Shows & Panels
- The 2014 Big Picture on Cyber Security
- AFCEA Answers
- Ask the CIO
- Building the Hybrid Cloud
- Connected Government: How to Build and Procure Network Services for the Future
- Continuing Diagnostics and Mitigation: Discussion of Progress and Next Steps
- Federal Executive Forum
- Federal Tech Talk
- The Intersection: Where Technology Meets Transformation
- Maximizing ROI Through Data Center Consolidation
- Moving to the Cloud. What's the best approach for me
- Navigating Tough Choices in Government Cloud Computing
- The New Generation of Database
- Satellite Communications: Acquiring SATCOM in Tight Times
- Targeting Advanced Threats: Proven Methods from Detection through Remediation
- Transformative Technology: Desktop Virtualization in Government
- The Truth About IT Opex and Software Defined Networking
- Value of Health IT
Shows & Panels
A single-digit raise? It could have been worse
Friday - 11/1/2013, 2:00am EDT
Federal, military and Social Security retirees will be getting a 1.5 percent cost-of-living adjustment next year. Federal workers are in line for a 1 percent pay raise in January — their first increase in three years.

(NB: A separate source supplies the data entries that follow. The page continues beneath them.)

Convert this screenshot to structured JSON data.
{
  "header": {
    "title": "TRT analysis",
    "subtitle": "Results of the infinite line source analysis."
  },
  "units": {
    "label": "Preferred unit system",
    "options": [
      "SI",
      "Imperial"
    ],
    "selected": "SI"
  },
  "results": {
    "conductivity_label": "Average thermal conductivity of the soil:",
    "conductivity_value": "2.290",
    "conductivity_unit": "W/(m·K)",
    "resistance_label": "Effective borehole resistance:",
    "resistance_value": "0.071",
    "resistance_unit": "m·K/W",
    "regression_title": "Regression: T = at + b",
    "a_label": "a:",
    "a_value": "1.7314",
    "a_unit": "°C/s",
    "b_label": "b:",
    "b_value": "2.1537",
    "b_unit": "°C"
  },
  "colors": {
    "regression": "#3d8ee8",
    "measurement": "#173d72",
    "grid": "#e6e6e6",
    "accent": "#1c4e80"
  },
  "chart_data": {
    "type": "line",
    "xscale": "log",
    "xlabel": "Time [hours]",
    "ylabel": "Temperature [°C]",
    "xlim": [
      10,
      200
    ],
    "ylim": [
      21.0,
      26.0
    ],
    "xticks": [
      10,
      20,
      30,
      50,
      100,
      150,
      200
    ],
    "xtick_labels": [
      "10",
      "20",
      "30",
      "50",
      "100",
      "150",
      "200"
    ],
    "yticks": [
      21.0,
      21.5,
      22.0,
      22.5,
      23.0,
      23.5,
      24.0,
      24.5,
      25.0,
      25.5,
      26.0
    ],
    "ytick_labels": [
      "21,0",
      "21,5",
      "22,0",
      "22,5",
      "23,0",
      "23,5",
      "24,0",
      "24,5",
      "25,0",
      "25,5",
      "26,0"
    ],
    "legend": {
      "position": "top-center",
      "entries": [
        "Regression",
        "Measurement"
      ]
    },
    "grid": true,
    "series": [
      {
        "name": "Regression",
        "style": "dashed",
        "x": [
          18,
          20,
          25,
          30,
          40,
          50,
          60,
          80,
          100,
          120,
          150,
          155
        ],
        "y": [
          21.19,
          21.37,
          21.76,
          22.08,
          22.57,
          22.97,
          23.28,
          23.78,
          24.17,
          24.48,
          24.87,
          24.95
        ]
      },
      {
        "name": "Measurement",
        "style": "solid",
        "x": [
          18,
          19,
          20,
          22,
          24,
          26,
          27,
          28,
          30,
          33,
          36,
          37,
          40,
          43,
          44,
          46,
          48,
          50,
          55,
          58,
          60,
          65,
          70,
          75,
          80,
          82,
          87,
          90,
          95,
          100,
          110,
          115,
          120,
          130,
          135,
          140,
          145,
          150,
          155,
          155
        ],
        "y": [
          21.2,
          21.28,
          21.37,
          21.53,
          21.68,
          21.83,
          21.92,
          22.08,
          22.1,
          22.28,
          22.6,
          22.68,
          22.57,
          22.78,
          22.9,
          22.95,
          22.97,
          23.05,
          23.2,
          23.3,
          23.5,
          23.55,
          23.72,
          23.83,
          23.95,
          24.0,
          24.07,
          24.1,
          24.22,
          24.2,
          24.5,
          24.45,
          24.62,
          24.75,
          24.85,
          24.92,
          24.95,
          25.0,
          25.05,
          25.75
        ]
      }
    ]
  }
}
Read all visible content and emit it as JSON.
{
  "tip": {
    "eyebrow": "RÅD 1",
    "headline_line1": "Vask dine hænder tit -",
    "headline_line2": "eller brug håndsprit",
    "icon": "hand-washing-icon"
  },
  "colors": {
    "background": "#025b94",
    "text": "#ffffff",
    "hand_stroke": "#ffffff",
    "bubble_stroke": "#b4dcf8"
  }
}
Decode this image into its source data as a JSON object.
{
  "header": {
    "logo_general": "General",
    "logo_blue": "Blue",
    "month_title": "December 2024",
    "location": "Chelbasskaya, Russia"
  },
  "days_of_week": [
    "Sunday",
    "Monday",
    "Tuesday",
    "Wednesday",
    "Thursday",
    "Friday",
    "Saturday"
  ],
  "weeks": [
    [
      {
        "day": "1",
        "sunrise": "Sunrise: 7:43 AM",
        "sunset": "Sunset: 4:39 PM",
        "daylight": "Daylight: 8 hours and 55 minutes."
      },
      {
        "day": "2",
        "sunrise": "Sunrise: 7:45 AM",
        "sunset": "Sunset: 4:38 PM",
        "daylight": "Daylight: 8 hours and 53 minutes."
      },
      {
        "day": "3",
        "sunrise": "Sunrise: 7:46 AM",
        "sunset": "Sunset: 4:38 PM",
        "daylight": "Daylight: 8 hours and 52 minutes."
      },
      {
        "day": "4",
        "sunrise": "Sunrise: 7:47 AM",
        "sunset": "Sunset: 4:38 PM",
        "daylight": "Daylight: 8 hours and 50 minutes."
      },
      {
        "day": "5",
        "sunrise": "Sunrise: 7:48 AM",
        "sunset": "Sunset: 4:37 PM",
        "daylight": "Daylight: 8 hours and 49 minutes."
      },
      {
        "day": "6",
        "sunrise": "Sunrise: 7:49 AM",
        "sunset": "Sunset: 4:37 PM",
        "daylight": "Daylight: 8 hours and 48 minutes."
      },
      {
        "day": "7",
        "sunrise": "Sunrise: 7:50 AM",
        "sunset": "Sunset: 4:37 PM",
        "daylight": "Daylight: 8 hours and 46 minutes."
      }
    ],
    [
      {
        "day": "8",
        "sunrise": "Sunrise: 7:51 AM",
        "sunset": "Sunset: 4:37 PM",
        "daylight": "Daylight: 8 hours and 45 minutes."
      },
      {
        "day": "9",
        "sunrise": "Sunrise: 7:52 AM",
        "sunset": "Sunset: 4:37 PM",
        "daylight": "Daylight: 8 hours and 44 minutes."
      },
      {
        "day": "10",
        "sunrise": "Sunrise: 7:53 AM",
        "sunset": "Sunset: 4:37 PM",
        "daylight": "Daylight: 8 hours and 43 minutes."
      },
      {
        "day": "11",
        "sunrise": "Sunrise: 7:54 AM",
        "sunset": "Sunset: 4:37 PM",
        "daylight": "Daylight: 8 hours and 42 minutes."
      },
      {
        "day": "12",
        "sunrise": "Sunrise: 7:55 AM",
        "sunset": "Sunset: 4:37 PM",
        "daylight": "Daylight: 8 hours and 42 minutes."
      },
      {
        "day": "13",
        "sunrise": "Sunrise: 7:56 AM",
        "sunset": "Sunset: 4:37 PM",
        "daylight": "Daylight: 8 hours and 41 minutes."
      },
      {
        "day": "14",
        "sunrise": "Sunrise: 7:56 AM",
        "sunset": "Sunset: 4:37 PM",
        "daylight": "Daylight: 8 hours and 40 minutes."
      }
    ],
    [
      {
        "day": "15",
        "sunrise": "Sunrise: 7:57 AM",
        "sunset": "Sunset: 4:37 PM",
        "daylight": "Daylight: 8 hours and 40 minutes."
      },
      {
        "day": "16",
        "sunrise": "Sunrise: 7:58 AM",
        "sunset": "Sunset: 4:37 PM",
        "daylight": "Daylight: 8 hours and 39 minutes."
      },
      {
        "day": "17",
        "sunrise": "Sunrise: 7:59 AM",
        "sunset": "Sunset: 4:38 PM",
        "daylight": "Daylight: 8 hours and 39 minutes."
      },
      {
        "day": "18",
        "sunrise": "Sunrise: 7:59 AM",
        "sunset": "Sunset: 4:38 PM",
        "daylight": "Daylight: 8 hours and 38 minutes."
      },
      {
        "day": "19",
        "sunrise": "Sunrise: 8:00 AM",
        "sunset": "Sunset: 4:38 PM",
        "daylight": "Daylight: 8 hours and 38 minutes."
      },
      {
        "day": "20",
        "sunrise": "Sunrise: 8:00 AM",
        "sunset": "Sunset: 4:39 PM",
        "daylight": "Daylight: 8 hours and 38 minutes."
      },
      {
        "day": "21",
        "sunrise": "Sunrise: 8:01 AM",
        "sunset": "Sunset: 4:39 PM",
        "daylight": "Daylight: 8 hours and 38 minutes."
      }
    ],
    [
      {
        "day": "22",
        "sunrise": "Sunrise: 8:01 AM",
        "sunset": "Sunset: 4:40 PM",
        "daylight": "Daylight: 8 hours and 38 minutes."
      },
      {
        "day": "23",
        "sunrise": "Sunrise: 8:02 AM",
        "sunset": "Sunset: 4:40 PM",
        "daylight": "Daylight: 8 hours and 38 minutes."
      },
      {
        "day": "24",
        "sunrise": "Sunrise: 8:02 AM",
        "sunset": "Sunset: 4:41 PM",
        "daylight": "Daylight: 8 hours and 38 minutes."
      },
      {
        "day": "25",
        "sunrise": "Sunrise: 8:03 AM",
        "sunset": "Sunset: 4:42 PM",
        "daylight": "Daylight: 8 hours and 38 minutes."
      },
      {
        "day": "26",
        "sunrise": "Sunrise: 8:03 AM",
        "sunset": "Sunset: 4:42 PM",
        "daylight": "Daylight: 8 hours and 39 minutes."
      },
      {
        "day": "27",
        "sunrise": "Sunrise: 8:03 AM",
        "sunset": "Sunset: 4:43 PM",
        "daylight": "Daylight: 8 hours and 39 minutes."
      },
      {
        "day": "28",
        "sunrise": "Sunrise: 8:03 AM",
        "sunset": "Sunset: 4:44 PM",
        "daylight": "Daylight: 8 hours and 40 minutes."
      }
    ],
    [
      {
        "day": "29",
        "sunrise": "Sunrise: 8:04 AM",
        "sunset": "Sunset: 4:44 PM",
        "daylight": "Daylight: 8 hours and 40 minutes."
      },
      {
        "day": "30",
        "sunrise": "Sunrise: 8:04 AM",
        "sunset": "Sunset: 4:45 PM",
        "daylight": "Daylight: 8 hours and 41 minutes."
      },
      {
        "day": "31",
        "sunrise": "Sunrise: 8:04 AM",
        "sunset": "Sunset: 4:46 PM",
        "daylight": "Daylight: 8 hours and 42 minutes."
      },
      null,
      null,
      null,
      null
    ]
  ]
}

But given the fact that health premiums have gone up each year — the "average" increase for feds and retirees next year will be 4.4 percent — many people aren't going to break out the champagne.
Still, the two increases are better than the proverbial sharp stick in the eye, and both could have been much lower.
Federal workers haven't had a January pay increase for three years. Many have moved up the pay scale ladder either by getting a promotion or by virtue of having been in their GS grade long enough to qualify for a step increase worth about 3 percent. But for many, they've been paying this year's health premiums at their 2010 pay rate.
Retirees got a 1.7 percent COLA this year, but it was the first inflation catch-up in two years.
While most people prefer times of low inflation, retirees whose benefits are indexed to it, often don't appreciate the low raises because they think the government counts the wrong items in trying to determine the rise or fall in prices.
But there are a growing number of influential critics of the current system who think the COLAs it produces overstate inflation and fail to take into account the buying habits of people.
Both the White House and key congressional leaders have endorsed the idea of replacing the current inflation-measuring yardstick with the so-called "chained CPI." CPI stands for Consumer Price Index, the measure the Labor Department uses to gauge living costs.
Friends and foes of the chained CPI agree it would do the same thing: Shave about 0.2 to 0.3 percent off each future COLA for federal, military and Social Security retirees. Backers say the switch would take into account that people downsize — going from steak to chicken — when prices are up. The same thing happens when health premiums go up more than pay raises. People move to a less expensive plan!
Opponents say the compounding effects of even slightly smaller COLAs each year would, over a lifetime in retirement, dramatically reduce future benefit payments by thousands of dollars for each person.
Given its do-nothing track record this year, there is a good chance the chained CPI proposal will go nowhere this session. But it's out there and, if it were to happen, the year when retirees got a 1.5 percent raise might be considered part of the good old days.
NEARLY USELESS FACTOID
Compiled by Jack Moore
Dogs have different emotional reactions to fellow dogs based on the direction of their tail-wagging, according to a new study. A wag to the right relaxes dogs, while a wag to the left distresses them, researchers said.
MORE FROM FEDERAL NEWS RADIO
In House-Senate budget
talks, feds fear being familiar target
When House and Senate lawmakers kicked off formal budget negotiations this week for the first time since the government shutdown ended, both Republicans and Democrats said replacing sequestration, the blunt across-the-board budget cuts, with an alternative plan would be a top priority. The sticking point remains how to pay for it. Federal-employee unions and advocacy groups fear federal pay and benefits will once again be on the table.
Senate bill calls for
random background checks for clearance holders
Five senators introduce a bipartisan bill aimed at enhancing how the Office of Personnel Management handles the clearances of federal employees and contractors to access classified information. If enacted, the legislation would require OPM to conduct random, automated reviews twice every five years of public records and databases for information about individuals with security clearances.